Determine how many lines in the records below contain "modified", then state that number alone.

--- START ---

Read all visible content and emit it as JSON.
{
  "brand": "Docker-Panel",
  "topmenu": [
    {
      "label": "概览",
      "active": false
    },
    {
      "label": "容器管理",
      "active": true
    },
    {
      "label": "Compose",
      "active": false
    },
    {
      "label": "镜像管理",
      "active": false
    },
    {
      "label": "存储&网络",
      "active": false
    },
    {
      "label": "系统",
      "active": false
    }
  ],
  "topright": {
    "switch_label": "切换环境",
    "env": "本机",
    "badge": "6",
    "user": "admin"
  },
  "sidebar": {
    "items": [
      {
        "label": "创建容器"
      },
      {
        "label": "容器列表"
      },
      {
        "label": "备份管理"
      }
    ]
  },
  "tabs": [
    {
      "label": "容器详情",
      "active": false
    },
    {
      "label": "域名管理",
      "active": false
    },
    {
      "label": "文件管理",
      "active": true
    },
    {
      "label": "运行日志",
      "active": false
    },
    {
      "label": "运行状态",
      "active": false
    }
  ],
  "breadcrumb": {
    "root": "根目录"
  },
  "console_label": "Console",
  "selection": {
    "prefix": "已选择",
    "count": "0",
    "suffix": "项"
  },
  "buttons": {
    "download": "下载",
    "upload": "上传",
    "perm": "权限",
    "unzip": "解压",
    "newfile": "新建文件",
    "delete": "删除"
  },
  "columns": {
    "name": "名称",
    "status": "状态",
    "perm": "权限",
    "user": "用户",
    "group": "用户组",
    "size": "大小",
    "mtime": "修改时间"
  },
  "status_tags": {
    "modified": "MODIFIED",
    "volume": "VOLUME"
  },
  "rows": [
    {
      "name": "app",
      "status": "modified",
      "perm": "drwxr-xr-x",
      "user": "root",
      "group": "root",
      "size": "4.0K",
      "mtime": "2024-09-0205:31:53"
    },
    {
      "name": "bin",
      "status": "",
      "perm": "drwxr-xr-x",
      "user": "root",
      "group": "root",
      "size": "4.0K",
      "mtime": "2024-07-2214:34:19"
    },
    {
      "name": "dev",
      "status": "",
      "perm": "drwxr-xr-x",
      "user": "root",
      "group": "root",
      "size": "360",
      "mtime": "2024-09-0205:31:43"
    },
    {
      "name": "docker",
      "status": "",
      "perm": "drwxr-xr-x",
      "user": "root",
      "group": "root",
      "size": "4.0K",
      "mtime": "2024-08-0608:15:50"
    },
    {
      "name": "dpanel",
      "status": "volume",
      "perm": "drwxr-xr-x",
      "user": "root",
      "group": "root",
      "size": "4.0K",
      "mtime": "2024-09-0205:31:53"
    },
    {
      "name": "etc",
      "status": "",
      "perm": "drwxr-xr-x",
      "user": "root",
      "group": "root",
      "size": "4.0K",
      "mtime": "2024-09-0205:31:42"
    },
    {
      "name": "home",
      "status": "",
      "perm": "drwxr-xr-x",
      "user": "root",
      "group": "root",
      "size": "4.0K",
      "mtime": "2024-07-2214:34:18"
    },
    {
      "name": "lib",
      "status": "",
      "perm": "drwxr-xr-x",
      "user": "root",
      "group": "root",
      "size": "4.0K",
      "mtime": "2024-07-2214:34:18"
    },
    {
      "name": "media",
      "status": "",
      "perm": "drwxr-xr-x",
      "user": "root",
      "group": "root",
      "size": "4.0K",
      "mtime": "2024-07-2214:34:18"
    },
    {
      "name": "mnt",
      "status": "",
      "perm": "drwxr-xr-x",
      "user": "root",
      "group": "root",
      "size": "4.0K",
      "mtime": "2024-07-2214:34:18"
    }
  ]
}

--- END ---

» **Worked solution**: 2